Review Summary: Sadness with a smile.
When Mass Of The Fermenting Dregs called it quits after only one full album, mostly due to health issues for guitarist Chiemi Ishimoto, it felt like one of Japan's best young indie bands was lost. Combining the thunderous assault and matsuri-tinged guitar melodies of Number Girl with Natsuko Miyamoto's bright, accessible demeanor, MOTFD successfully bridged the realms of dense 90s alternative with a poppy accessibility. They seemed poised to crank out one memorable anime theme after the next prior to their untimely demise.
Over the past few years, the band slowly reassembled around new guitarist Naoya Ogura, playing shows in Japan and Canada, and here in 2018, we finally have a new record. It's probably the poppiest MOTFD release yet, but still finds room to experiment on songs like "If Only" and "No New World." the best songs are those that start and end the record. "New Order" and "Asahinagu" are a one-two punch of exciting and immediately charming indie rock. Yet there's an underlying melancholy new to the band's music that lends an additional dimension not heard before. This shows up on the title track but is most conspicuous on album standout "Sugar," a wistfully sad song where Miyamoto reveals a new dimension to her vocals even as the band retains their punchy, dynamic sound.
If this song is the band at their most heartfelt, closer "Slow-Motion Replay" represents their poppier side at its finest, and it's so good that it makes the listener almost forget about the quality songs that preceded it. It also sounds the most like a song that could have been on their previous album, or their self-titled EP. Even here, there's a periphery of melancholy not found in their older work that speaks of a band maturing and incorporating a more diverse range of emotion into their songs.

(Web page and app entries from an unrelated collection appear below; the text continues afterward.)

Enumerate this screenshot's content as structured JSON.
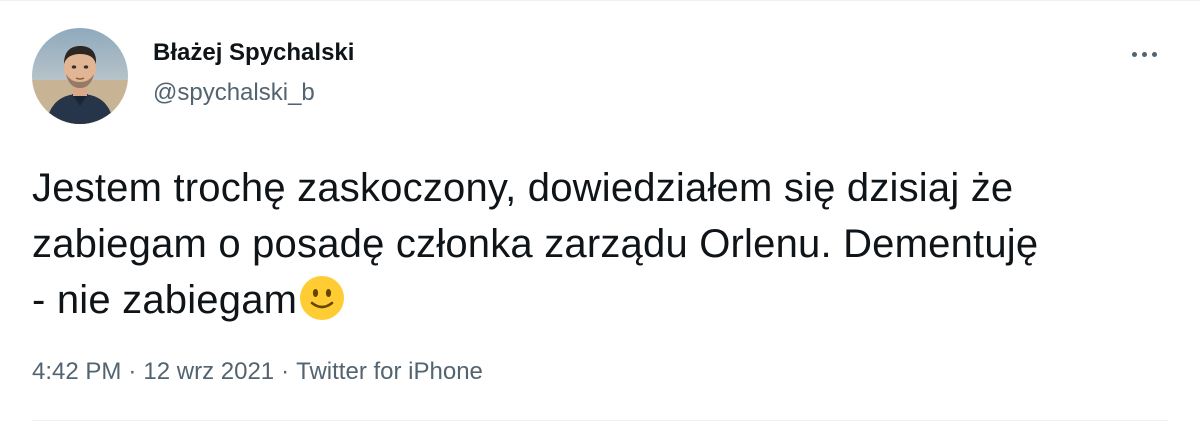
{
  "author": {
    "display_name": "Błażej Spychalski",
    "handle": "@spychalski_b",
    "avatar_icon": "profile-photo"
  },
  "tweet": {
    "text_lines": [
      "Jestem trochę zaskoczony, dowiedziałem się dzisiaj że",
      "zabiegam o posadę członka zarządu Orlenu. Dementuję",
      "- nie zabiegam"
    ],
    "emoji": "slightly-smiling-face-emoji"
  },
  "meta": {
    "time": "4:42 PM",
    "separator": "·",
    "date": "12 wrz 2021",
    "source": "Twitter for iPhone"
  },
  "menu": {
    "icon": "more-horizontal-icon"
  },
  "colors": {
    "text_primary": "#0f1419",
    "text_secondary": "#536471",
    "divider": "#eff3f4",
    "emoji_face": "#ffcc33"
  }
}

No New World isn't an entirely satisfying affair, with a midsection that's less memorable than its bookends and a short track or two in the midst that feels like outtake filler. Mass Of The Fermenting Dregs still haven't quite figured out how to make an entire album consistently good, but the best parts of No New World show the band growing in some subtle but important ways - while remaining as endearing as if they've never left.